Nordic Centre ready for Adrenalin rush

Article content

The Canmore Nordic Centre is ready to host the 18th iteration of one of the Rocky Mountains’ most gruelling mountain biking races, the 24 Hours of Adrenalin.

“We are full on ready to have everyone out here in Canmore,” said CEO and founder of the event Stuart Dorland.

The weekend warrior event begins Saturday at noon and gives teams and solo riders the chance to churn out as many laps of the 16.5 kilometre track as they can in 24 hours.

That the event is the first large-scale sporting competition in Canmore since June’s devastating floods is not lost on the promoter.

“We feel a little fortunate in that we can shed light back onto the community because people come from all over Alberta and British Columbia,” said Dorland. “To have people coming back to the area I think is really important to the community. Not just for the 24 Hours of Adrenalin but to the town to see that the businesses are open.

“We hope that part of our race can show that it is OK to come out here. Not only is it safe but it’s ready for business. People here are opening their arms and welcoming you back into the community.”

Despite some areas of the Canmore Nordic Centre being hard-hit by June flooding, the course has seen only minor changes from previous years, and organizers say that the route will, for the most part, stay true to its historical form.

“There was groundwater percolating up creating deep mud holes on the trails and we installed (five) culverts and used gravel to fix them up,” noted Matt Hadley, CNC mountain bike specialist and crews trail manager. He ran a crew of 30 Friends of Kananaskis volunteers on Sunday to get most of the major fixes completed.

“There are still small projects everywhere … but the bike trails are in great shape.”

It is expected that almost all of the 1,650 registered competitors will be in Canmore on the weekend. The event also attracts upwards of 5,000 to 6,000 spectators.

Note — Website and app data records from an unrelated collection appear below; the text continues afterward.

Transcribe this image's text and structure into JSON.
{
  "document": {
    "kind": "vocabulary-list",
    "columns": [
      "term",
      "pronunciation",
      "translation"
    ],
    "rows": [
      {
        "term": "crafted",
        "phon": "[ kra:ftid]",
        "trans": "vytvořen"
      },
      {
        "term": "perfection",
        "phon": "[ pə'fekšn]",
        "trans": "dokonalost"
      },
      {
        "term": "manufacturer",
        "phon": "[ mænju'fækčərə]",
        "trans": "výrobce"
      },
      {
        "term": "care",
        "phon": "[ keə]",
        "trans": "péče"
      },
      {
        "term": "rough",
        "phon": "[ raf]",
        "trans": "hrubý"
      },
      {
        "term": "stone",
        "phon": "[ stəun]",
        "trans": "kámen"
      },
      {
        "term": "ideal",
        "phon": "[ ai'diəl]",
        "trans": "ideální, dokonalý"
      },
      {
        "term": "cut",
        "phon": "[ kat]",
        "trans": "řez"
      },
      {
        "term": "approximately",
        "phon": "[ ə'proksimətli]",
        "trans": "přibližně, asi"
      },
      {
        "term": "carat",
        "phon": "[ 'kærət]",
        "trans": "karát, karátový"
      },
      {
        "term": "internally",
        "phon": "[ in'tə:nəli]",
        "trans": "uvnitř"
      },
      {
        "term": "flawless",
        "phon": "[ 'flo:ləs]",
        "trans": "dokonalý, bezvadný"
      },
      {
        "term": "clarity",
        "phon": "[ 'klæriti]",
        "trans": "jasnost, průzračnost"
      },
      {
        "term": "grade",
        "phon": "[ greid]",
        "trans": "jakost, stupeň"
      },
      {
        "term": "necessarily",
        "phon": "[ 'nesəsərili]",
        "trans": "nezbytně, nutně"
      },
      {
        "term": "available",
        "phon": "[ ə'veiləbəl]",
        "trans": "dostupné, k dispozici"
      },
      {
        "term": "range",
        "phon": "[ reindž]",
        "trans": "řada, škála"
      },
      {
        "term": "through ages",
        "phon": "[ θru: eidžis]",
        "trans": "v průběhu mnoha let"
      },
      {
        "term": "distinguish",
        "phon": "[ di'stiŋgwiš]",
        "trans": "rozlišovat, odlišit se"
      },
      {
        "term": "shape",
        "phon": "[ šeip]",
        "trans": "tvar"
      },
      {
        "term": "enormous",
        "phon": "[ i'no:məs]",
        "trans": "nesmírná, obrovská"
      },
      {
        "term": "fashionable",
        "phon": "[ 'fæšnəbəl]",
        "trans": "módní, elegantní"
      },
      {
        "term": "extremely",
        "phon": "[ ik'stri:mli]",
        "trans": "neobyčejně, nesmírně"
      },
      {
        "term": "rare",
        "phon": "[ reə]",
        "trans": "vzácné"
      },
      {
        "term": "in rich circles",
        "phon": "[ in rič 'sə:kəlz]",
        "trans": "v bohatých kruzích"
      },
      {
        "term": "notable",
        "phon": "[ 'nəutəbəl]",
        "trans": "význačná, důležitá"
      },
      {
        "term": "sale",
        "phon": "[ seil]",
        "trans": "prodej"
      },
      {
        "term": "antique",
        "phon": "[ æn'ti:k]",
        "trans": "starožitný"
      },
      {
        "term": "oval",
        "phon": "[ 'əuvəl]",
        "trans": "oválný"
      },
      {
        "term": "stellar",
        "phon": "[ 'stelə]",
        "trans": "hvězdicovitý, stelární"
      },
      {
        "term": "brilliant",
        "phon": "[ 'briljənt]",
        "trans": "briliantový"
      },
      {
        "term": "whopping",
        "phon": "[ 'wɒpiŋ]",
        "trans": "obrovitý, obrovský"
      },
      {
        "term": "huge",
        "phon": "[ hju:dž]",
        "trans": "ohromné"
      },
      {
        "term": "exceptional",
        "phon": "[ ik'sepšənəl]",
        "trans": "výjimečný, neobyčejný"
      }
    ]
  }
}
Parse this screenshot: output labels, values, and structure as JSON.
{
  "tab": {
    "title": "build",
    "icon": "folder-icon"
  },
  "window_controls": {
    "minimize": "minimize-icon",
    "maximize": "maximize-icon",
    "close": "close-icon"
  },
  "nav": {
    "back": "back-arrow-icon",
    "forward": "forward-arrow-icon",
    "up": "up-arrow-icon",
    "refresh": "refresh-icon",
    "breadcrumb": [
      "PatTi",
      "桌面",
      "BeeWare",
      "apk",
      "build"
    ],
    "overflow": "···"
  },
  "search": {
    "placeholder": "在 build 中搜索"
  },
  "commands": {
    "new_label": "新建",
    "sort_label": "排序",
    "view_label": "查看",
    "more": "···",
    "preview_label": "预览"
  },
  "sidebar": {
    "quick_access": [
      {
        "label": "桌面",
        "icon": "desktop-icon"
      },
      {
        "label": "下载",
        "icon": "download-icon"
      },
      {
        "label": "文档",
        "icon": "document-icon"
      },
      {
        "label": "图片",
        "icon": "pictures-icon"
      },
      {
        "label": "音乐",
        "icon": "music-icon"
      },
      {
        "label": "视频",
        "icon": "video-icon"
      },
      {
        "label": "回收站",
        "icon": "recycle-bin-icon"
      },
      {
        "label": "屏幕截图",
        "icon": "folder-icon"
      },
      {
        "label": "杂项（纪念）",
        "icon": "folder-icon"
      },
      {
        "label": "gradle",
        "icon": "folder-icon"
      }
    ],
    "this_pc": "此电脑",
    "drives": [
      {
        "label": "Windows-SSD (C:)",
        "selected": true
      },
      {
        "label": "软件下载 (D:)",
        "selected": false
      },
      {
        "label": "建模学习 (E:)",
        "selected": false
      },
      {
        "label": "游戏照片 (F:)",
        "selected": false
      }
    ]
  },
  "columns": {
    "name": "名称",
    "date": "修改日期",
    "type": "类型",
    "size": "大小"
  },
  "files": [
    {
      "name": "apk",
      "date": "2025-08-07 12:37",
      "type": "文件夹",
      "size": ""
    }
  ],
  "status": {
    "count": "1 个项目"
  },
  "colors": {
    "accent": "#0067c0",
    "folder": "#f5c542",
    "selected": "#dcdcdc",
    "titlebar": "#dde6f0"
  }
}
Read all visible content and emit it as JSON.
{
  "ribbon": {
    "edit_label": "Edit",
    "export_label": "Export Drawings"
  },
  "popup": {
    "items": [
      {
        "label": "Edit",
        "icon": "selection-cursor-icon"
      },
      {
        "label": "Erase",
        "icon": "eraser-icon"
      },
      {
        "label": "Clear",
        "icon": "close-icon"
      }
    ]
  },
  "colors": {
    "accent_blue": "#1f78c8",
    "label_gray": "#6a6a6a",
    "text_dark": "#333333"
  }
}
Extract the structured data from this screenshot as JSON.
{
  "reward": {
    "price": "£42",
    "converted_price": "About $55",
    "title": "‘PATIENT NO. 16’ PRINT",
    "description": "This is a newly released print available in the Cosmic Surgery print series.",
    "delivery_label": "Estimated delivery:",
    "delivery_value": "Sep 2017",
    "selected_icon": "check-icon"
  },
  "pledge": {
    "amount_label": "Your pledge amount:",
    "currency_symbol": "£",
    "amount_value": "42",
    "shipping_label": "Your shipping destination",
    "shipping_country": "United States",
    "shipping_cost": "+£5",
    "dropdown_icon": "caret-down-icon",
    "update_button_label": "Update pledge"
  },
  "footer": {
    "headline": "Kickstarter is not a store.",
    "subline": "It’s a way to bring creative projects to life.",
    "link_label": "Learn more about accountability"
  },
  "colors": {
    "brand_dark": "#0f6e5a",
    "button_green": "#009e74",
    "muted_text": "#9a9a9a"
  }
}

“Our focus since Day 1 is the weekend warrior,” said Dorland, who downplays the idea that elite athletes have taken over the event. “We get those (elite) riders but we try not to focus on one group. We have solo people and people on 10 person teams. The focus is on fun and family. We just want it to be a weekend where you can come out and hang with the tribe.

“I think one of the reasons this event has been so successful over the years is it is a weekend away with friends and family. The idea of unplugging from the city — whatever size that is — is a beautiful thing we don’t get enough of this day and age.”

The event actually kicks off Friday morning with kit pickups, with the opening of the expo grounds and V-Lounge for the 300 volunteers it takes to put on the event at 2 p.m. The evening features an outdoor movie and social time.

Activities throughout the weekend include movies on the event-sized monitors, free yoga classes for everyone on Saturday and Sunday mornings, kids races, a youth event for 13-17 year olds and the annual midnight corn roast that marks the midpoint of the race.

The race begins Saturday with a Le Mans start at noon with competitors racing through midday Sunday. A new timing system will be unveiled this year allowing participants and spectators more connectivity to what is happening on the bike paths.

For those wishing to attend the event, a parking and shuttle program will be put in place as vehicle access to the Canmore Nordic Centre will be restricted.

Shuttle buses will depart from the lower Main Street parking lot every hour, noon to 10 p.m. Friday, 8 a.m. to 10 p.m. Saturday, and 8 a.m. to 2 p.m. Sunday. A second bus will run on Saturday every half-hour.

“There are a lot of things going on this weekend, it will be a lot of fun,” said Dorland.




Article content

News Near Bow Valley

This Week in Flyers